First I should apologize for being away much longer than I intended. I got sick and was useless for a little while, and then went back to Narena for awhile, then on a bike tour. The bad news: you haven't heard from me. The good news: there's plenty to talk about.
It kinda scares me how things are feeling so much more normal now. The food doesn't even make me flinch; the language is getting easier; Bamako is still dirty, but no longer crazy to me; public transport is scary enough that it should never feel normal, but doesn't really faze me anymore. My life here is beginning to find rhythm. Here are a few bits of recent news and adventures:
1) I was sick. How one gets a cold when it's a million degrees out is beyond me, but there I was. I did manage to get a couple nights in the air-conditioned Peace Corps medical unit out of the deal. They have hot showers, a four-burner stove, and an unbelievable video library. I took full advantage.
2) My village is burning things.
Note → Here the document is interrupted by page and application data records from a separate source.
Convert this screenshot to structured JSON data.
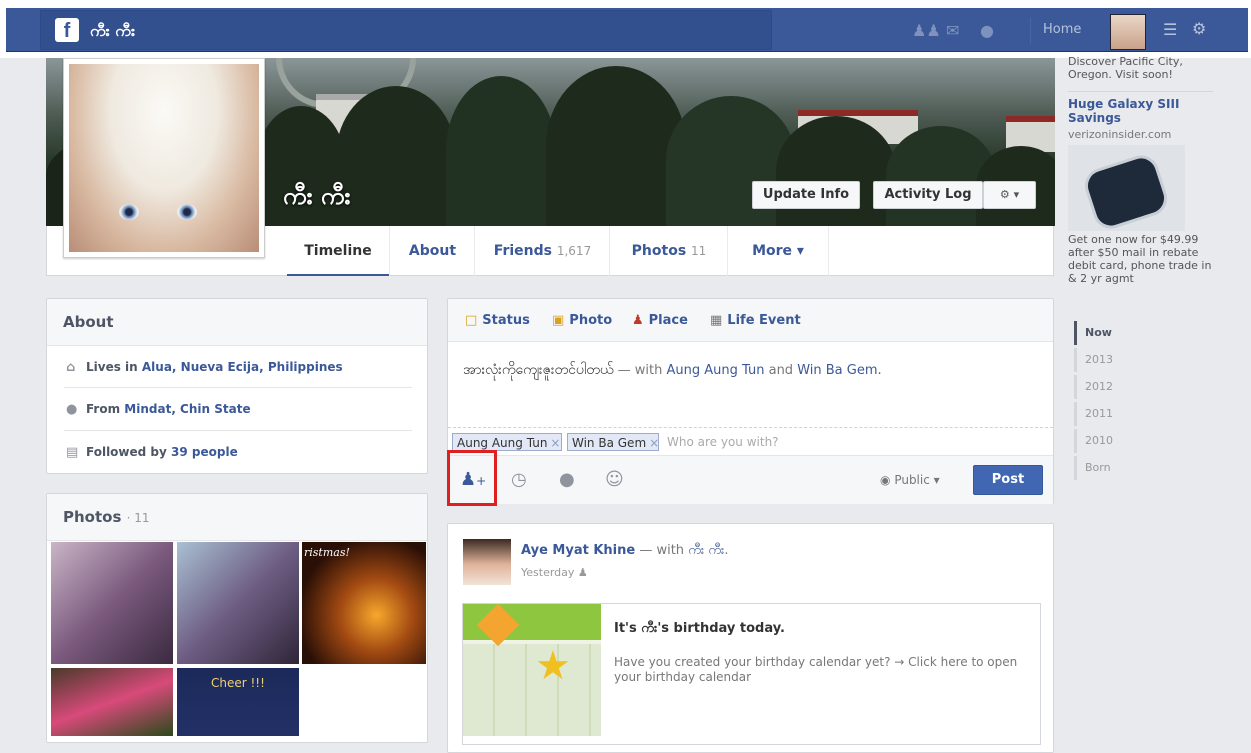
{
  "topbar": {
    "app_title": "ကီး ကီး",
    "home_label": "Home",
    "logo_letter": "f"
  },
  "profile": {
    "name": "ကီး ကီး",
    "update_info": "Update Info",
    "activity_log": "Activity Log",
    "tabs": [
      {
        "label": "Timeline",
        "count": ""
      },
      {
        "label": "About",
        "count": ""
      },
      {
        "label": "Friends",
        "count": "1,617"
      },
      {
        "label": "Photos",
        "count": "11"
      },
      {
        "label": "More ▾",
        "count": ""
      }
    ]
  },
  "about": {
    "heading": "About",
    "lives_prefix": "Lives in",
    "lives_place": "Alua, Nueva Ecija, Philippines",
    "from_prefix": "From",
    "from_place": "Mindat, Chin State",
    "followed_prefix": "Followed by",
    "followed_value": "39 people"
  },
  "photos": {
    "heading": "Photos",
    "count": "· 11",
    "thumb_texts": [
      "ristmas!",
      "Cheer !!!"
    ]
  },
  "composer": {
    "tabs": [
      "Status",
      "Photo",
      "Place",
      "Life Event"
    ],
    "status_text": "အားလုံးကိုကျေးဇူးတင်ပါတယ်",
    "with_text": " — with ",
    "friend1": "Aung Aung Tun",
    "and_text": " and ",
    "friend2": "Win Ba Gem",
    "tags": [
      "Aung Aung Tun",
      "Win Ba Gem"
    ],
    "with_placeholder": "Who are you with?",
    "audience": "Public",
    "post_button": "Post"
  },
  "story": {
    "author": "Aye Myat Khine",
    "with_text": " — with ",
    "with_name": "ကီး ကီး",
    "time": "Yesterday",
    "card_title": "It's ကီး's birthday today.",
    "card_text": "Have you created your birthday calendar yet? → Click here to open your birthday calendar"
  },
  "ads": {
    "ad1_text": "Discover Pacific City, Oregon. Visit soon!",
    "ad2_title": "Huge Galaxy SIII Savings",
    "ad2_domain": "verizoninsider.com",
    "ad2_text": "Get one now for $49.99 after $50 mail in rebate debit card, phone trade in & 2 yr agmt"
  },
  "timeline_years": [
    "Now",
    "2013",
    "2012",
    "2011",
    "2010",
    "Born"
  ],
  "colors": {
    "brand": "#3b5998",
    "highlight_box": "#e02020",
    "post_button": "#4267b2"
  }
}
They're burning the trash pile behind my house. They're burning the grass around the village. Everything is burning. I am told that they do it now, at the end of rainy season, so that it burns before the end of dry season, which could be disastrous. This has not helped the aforementioned sickness, but it's getting better.
3) Last week I went on a bike tour. Our caravan travelled 85 kilometers to visit seven villages over a week. The Malians were all impressed - they don't understand the concept of exercise for fun, and so assumed that we were all pretty miserable the whole time. I tried not to mention to my American friends that I've ridden that far in a day, though I think sometimes my impatience gave me away. We stopped in each village to do presentations on entrepreneurship, health, and government. One village greeted us with an amazing traditional ceremony. We were presented goats and chickens, were incredibly well-fed, and almost never were allowed to chip in for the food. Again, the ability of Malians to welcome complete strangers overwhelmed me, and made me love this place a little bit more. Also, I was the official photographer for the event, which was at moments like National Geographic, and at moments more like "Save the Children". I wish I could share all the photos, but internet here is finicky.
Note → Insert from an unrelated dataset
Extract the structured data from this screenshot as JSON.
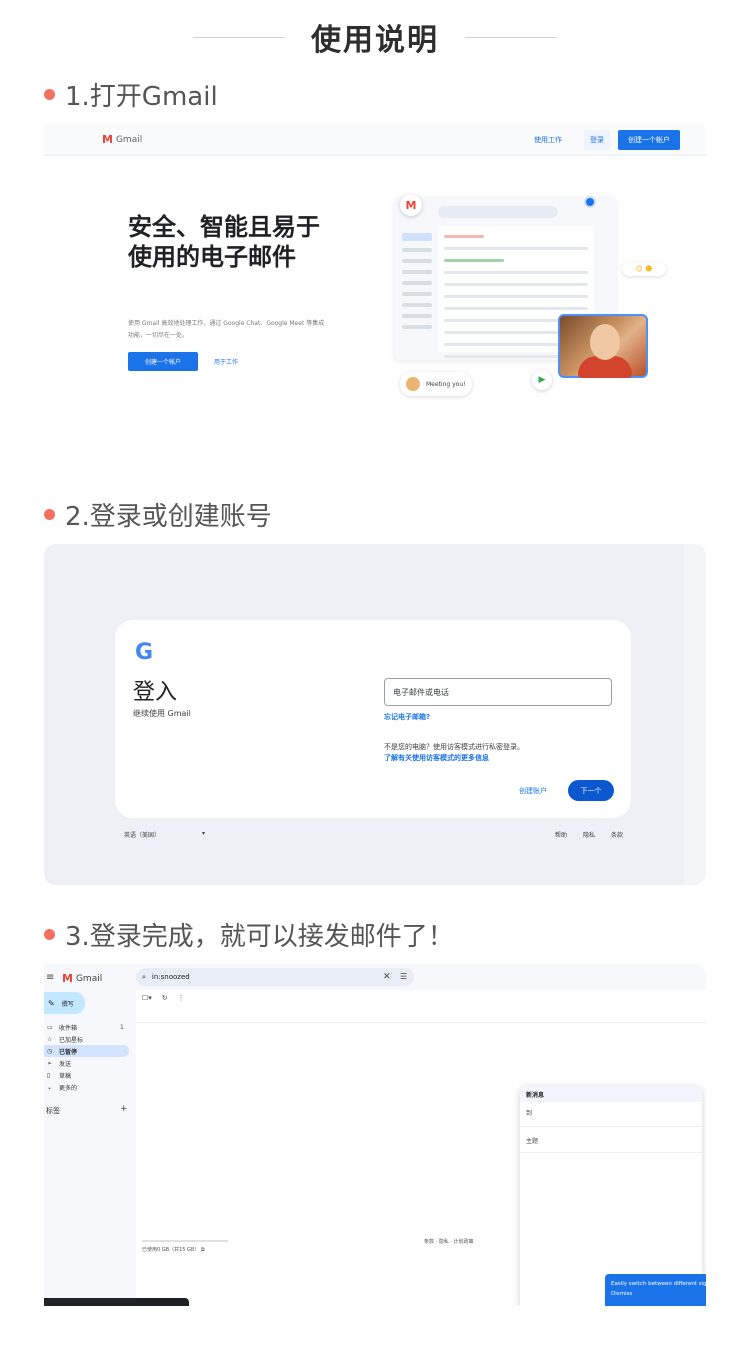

4) My caisse (village micro-finance bank) is doing research to pilot a new loan program that I think has tremendous potential to help small-business owners. Since the caisse is my most consistent job, I am helping them to make it work. In presenting the new concept, our national director, in a string of French and Bambara, used the English term "cashflow". I came to know and love that term in real estate, and my job over the next two years will largely be to teach people how that works. It can only have been dumb stinking luck that brought me into this project in this location, as the Peace Corps was unaware of this project's specifics. I feel sufficiently lucky to be in a place that matches my knowledge so well with the needs of my community, and am excited to see what we can do with it.
5) A number of Peace Corps volunteers met in Bamako for election night. We were hosted by a lovely ex-pat with a beautiful home, CNN, and a large projection screen. The first polls closed on the East Coast around midnight here, and continued on through the morning. When Obama spoke in Chicago, it was nearing dawn in Bamako, but none of us went to bed. Most of my family and friends know how it has pained this politics nerd to miss this election, and I was thrilled to get to watch it in all its glory on November 4th (happy birthday, Mom).
6) The new US Ambassador hosted a number of Peace Corps volunteers and Fulbright scholars for Thanksgiving dinner. You should all know that I have been roughing it, but I still can take full advantage of copious amounts of good food. There was turkey, mashed potatoes, gravy, stuffing, green beans, and yams. I topped it off with two pieces of pumpkin pie (we were only given one, but you know me and dessert). The Ambassador was a lovely hostess, and I went home thankful for my Uncle Sam, who made the whole thing possible. I wanted to steal a cocktail napkin as a souvenir, as they were printed with the seal of the United States of America (so was my wine glass, and my plate), but alas they were bussed before I could stash one.
Those are the major points. I'm trying to get more blog posts written, because there is indeed a lot to share, and because I'm about to disappear into village until almost Christmas. Wish me luck!